However, this particular drama was not so fun to see. This adult eagle must have hit the power lines, and spiraled down in to the water. It must have broken a wing or something. It couldn't get back out. It made many attempts to fly, but just couldn't.
It was floating down the river, and eventually made it out of the water on to some rocks probably 1,000 or more yards from where it hit the water.
He was joined by some other eagles, and they guarded him I supposed. But after a while, they left him, and I thought he was a goner.
But he held on.
DNR was called and some hours later they showed up with a boat and the eagle was rescued!
About a dozen people helped launch the boat due to the low water levels, and also assisted recovering the boat. I chipped in too.
It was sad to see, watching the eagle struggle so much, but in the end he was saved, and could even one day return to the river (depending on the extent of his injuries, I really don't know.)
See my "photo essay" in Voice in the Wilderness, with the above text and a little more, with the images inserted.
Sunday, October 15, 2006
Within about 10 minutes of my arrival at Mason Neck, I'd already seen: Red Fox, 2 Adult Bald Eagles, 1 Juv Bald Eagle, a Beaver, and a Great Egret. :D Was a great day.
Also from this morning, 10/14/2006:
Tuesday, October 10, 2006
Great Falls is such a great location, in my top 4 for sure.
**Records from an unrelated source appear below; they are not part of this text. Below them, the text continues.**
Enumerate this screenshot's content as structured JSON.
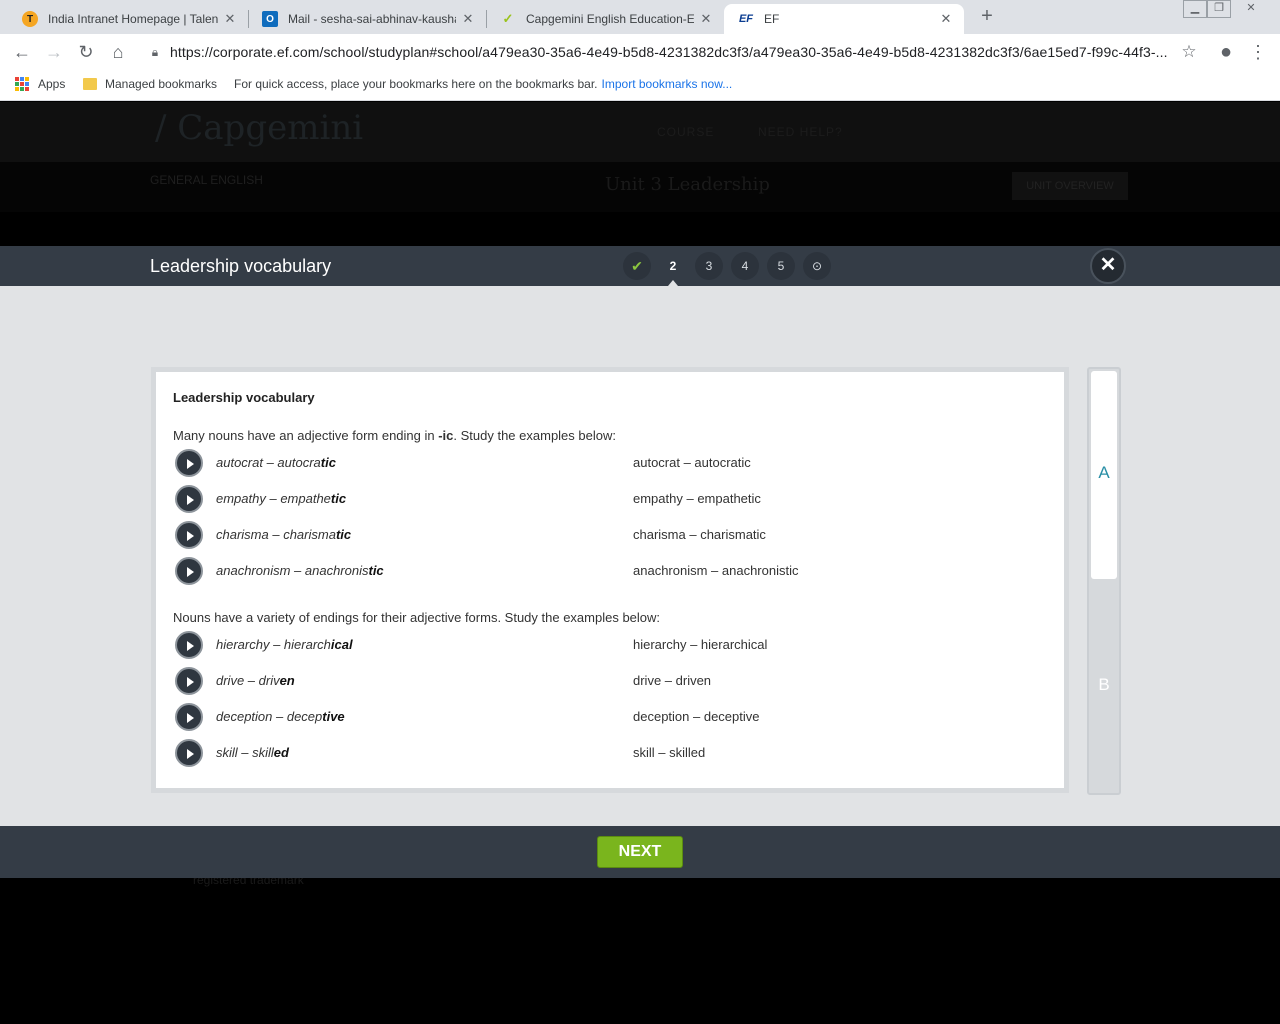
{
  "browser": {
    "tabs": [
      {
        "title": "India Intranet Homepage | Talent",
        "favicon": "talent-icon"
      },
      {
        "title": "Mail - sesha-sai-abhinav-kaushal",
        "favicon": "outlook-icon"
      },
      {
        "title": "Capgemini English Education-EF",
        "favicon": "capgemini-icon"
      },
      {
        "title": "EF",
        "favicon": "ef-icon"
      }
    ],
    "url": "https://corporate.ef.com/school/studyplan#school/a479ea30-35a6-4e49-b5d8-4231382dc3f3/a479ea30-35a6-4e49-b5d8-4231382dc3f3/6ae15ed7-f99c-44f3-...",
    "bookmarks": {
      "apps": "Apps",
      "managed": "Managed bookmarks",
      "hint": "For quick access, place your bookmarks here on the bookmarks bar.",
      "import": "Import bookmarks now..."
    }
  },
  "background_page": {
    "logo": "/ Capgemini",
    "nav": [
      "COURSE",
      "NEED HELP?"
    ],
    "course_label": "GENERAL ENGLISH",
    "unit_title": "Unit 3  Leadership",
    "overview_button": "UNIT OVERVIEW",
    "footer": "registered trademark"
  },
  "modal": {
    "title": "Leadership vocabulary",
    "steps": [
      "✔",
      "2",
      "3",
      "4",
      "5",
      "⊙"
    ],
    "current_step": "2",
    "card": {
      "title": "Leadership vocabulary",
      "intro1_pre": "Many nouns have an adjective form ending in ",
      "intro1_bold": "-ic",
      "intro1_post": ". Study the examples below:",
      "intro2": "Nouns have a variety of endings for their adjective forms. Study the examples below:",
      "group1": [
        {
          "base": "autocrat – autocra",
          "ending": "tic",
          "plain": "autocrat – autocratic"
        },
        {
          "base": "empathy – empathe",
          "ending": "tic",
          "plain": "empathy – empathetic"
        },
        {
          "base": "charisma – charisma",
          "ending": "tic",
          "plain": "charisma – charismatic"
        },
        {
          "base": "anachronism – anachronis",
          "ending": "tic",
          "plain": "anachronism – anachronistic"
        }
      ],
      "group2": [
        {
          "base": "hierarchy – hierarch",
          "ending": "ical",
          "plain": "hierarchy – hierarchical"
        },
        {
          "base": "drive – driv",
          "ending": "en",
          "plain": "drive – driven"
        },
        {
          "base": "deception – decep",
          "ending": "tive",
          "plain": "deception – deceptive"
        },
        {
          "base": "skill – skill",
          "ending": "ed",
          "plain": "skill – skilled"
        }
      ]
    },
    "side_tabs": [
      "A",
      "B"
    ],
    "next_label": "NEXT"
  }
}
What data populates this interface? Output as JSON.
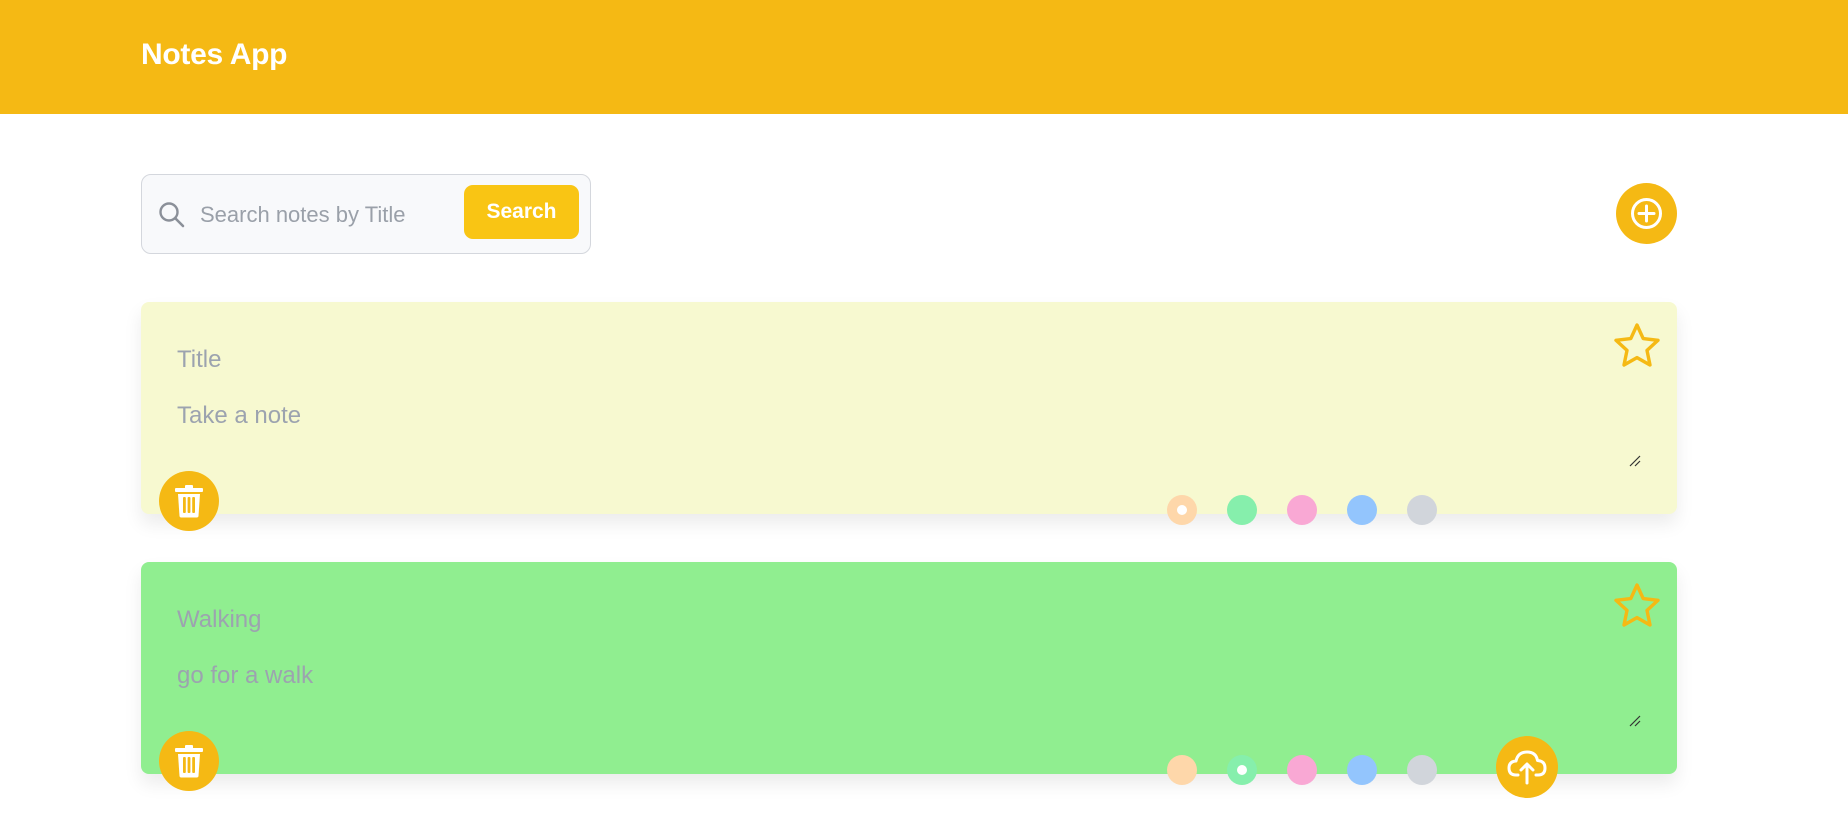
{
  "header": {
    "title": "Notes App"
  },
  "search": {
    "placeholder": "Search notes by Title",
    "value": "",
    "button_label": "Search"
  },
  "colors": {
    "accent": "#f5b914",
    "swatches": [
      "#fed7aa",
      "#86efac",
      "#f9a8d4",
      "#93c5fd",
      "#d1d5db"
    ]
  },
  "notes": [
    {
      "title": "",
      "title_placeholder": "Title",
      "body": "",
      "body_placeholder": "Take a note",
      "background": "#f7f9d0",
      "selected_color": 0,
      "starred": false,
      "show_upload": false
    },
    {
      "title": "Walking",
      "title_placeholder": "Title",
      "body": "go for a walk",
      "body_placeholder": "Take a note",
      "background": "#90ee90",
      "selected_color": 1,
      "starred": false,
      "show_upload": true
    }
  ],
  "icons": {
    "search": "search-icon",
    "add": "plus-circle-icon",
    "star": "star-icon",
    "delete": "trash-icon",
    "upload": "cloud-upload-icon",
    "resize": "resize-grip-icon"
  }
}
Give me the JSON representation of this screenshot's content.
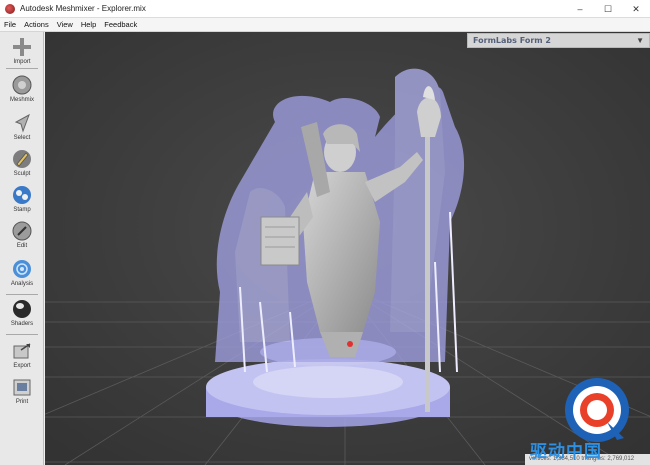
{
  "window": {
    "title": "Autodesk Meshmixer - Explorer.mix"
  },
  "window_controls": {
    "minimize": "–",
    "maximize": "☐",
    "close": "✕"
  },
  "menu": [
    "File",
    "Actions",
    "View",
    "Help",
    "Feedback"
  ],
  "tools": [
    {
      "label": "Import",
      "icon": "plus-icon"
    },
    {
      "label": "Meshmix",
      "icon": "meshmix-icon"
    },
    {
      "label": "Select",
      "icon": "select-arrow-icon"
    },
    {
      "label": "Sculpt",
      "icon": "sculpt-brush-icon"
    },
    {
      "label": "Stamp",
      "icon": "stamp-icon"
    },
    {
      "label": "Edit",
      "icon": "edit-icon"
    },
    {
      "label": "Analysis",
      "icon": "analysis-icon"
    },
    {
      "label": "Shaders",
      "icon": "shaders-icon"
    },
    {
      "label": "Export",
      "icon": "export-icon"
    },
    {
      "label": "Print",
      "icon": "print-icon"
    }
  ],
  "printer": {
    "name": "FormLabs Form 2"
  },
  "status": {
    "text": "vertices: 1,384,510  triangles: 2,769,012"
  },
  "watermark": {
    "text": "驱动中国"
  },
  "colors": {
    "viewport_bg": "#3c3c3c",
    "support_tint": "#a8a8ee",
    "model_gray": "#b5b5b5"
  }
}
The blogged photo is from June 2006.
I've been back to Great Falls a few times in the past month and I think that this particular Eagle Family has moved on for the year. I've seen another single adult Bald Eagle, but the markings didn't match up the first time, and the second time the eagle I saw was alone and didn't appear to be 'like the others'...
If I had to guess, the resident pair (and juv) took off around 9/20/2006. I guess I can check, but that's roughly when I think I saw the pair in a single tree for the last time this year.